Go through the entries below and return every line that contains "this".

### Interface dataset entries
---
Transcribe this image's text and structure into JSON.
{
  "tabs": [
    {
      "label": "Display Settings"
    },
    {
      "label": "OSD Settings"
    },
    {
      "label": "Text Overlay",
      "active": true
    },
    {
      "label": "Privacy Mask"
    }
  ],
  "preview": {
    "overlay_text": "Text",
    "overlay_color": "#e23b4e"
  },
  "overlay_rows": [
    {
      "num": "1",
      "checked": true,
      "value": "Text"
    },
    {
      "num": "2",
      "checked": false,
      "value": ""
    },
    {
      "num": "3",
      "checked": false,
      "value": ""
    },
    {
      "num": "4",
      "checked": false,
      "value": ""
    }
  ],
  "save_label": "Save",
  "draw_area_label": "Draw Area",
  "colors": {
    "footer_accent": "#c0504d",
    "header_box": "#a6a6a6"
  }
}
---
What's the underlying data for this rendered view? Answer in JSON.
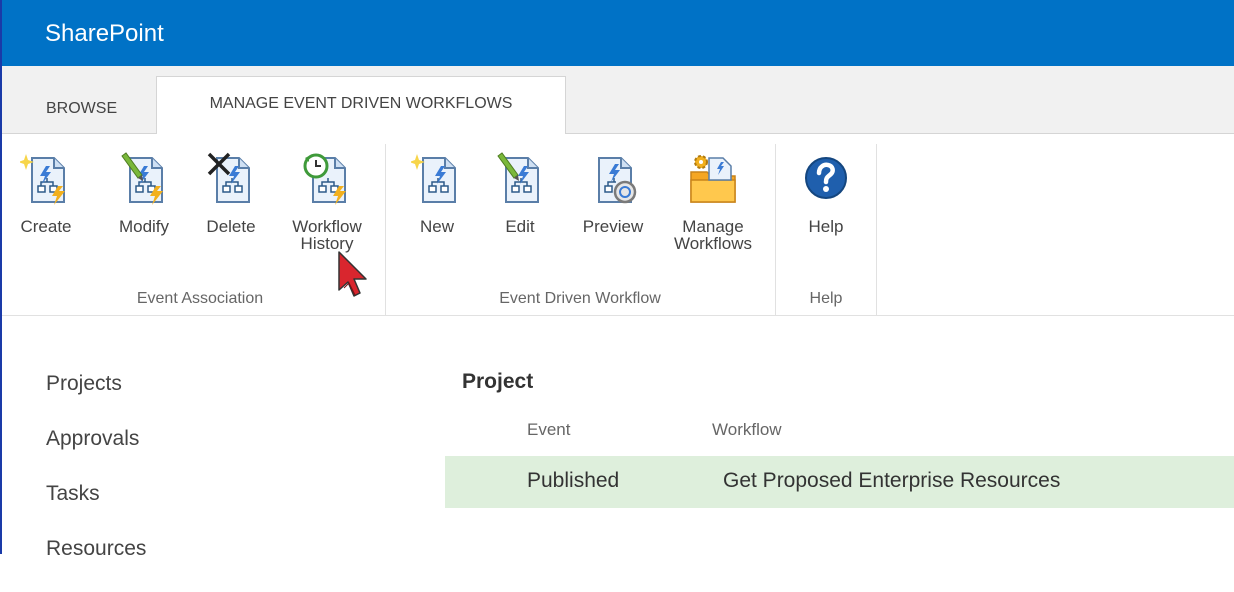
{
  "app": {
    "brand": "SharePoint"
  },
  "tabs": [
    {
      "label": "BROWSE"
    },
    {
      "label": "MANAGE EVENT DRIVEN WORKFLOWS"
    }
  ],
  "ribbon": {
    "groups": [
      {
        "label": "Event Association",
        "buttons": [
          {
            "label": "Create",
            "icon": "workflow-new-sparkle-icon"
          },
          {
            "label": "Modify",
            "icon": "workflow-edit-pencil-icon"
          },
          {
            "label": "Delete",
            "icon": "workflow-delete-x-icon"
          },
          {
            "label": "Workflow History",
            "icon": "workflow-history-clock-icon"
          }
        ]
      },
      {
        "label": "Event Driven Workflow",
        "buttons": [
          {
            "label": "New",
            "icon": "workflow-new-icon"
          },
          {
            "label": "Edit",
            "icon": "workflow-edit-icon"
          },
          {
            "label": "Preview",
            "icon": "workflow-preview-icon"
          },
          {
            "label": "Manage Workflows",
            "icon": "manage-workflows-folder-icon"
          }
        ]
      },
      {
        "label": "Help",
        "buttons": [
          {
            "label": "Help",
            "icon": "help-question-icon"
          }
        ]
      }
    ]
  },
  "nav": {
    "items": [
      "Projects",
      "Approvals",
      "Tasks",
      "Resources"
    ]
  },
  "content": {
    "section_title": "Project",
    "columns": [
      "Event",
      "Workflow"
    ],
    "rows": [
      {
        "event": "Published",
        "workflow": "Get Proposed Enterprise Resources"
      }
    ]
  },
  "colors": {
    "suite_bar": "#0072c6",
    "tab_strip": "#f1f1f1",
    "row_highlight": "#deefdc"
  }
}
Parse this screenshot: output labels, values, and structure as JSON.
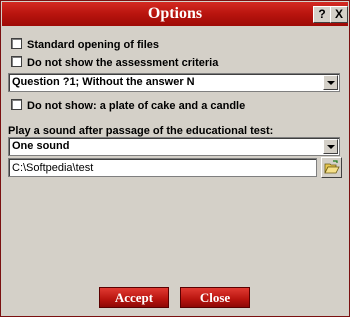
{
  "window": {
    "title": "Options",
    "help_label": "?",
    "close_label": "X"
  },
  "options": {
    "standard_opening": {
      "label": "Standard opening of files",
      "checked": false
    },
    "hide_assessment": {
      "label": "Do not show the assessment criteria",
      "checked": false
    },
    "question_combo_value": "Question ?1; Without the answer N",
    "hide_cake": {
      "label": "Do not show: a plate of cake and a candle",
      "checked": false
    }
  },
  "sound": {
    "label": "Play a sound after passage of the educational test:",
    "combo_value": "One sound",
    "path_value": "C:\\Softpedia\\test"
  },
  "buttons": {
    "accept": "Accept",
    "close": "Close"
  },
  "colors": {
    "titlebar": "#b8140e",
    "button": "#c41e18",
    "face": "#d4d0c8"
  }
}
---
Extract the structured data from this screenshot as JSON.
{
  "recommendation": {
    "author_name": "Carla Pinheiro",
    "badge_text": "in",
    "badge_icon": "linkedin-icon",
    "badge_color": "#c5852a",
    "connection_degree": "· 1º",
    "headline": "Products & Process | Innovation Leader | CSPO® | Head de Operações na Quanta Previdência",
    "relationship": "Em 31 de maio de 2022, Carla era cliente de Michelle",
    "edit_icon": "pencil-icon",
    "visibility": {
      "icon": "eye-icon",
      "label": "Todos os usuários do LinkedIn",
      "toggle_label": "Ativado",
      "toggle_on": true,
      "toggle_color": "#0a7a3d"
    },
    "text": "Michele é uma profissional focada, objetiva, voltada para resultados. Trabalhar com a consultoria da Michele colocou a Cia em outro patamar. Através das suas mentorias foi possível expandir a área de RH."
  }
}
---
### Written response
Transcribe this image's text and structure into JSON.
What's the underlying data for this rendered view? Answer in JSON.
Parse this screenshot: output labels, values, and structure as JSON.
Extract the structured data from this screenshot as JSON.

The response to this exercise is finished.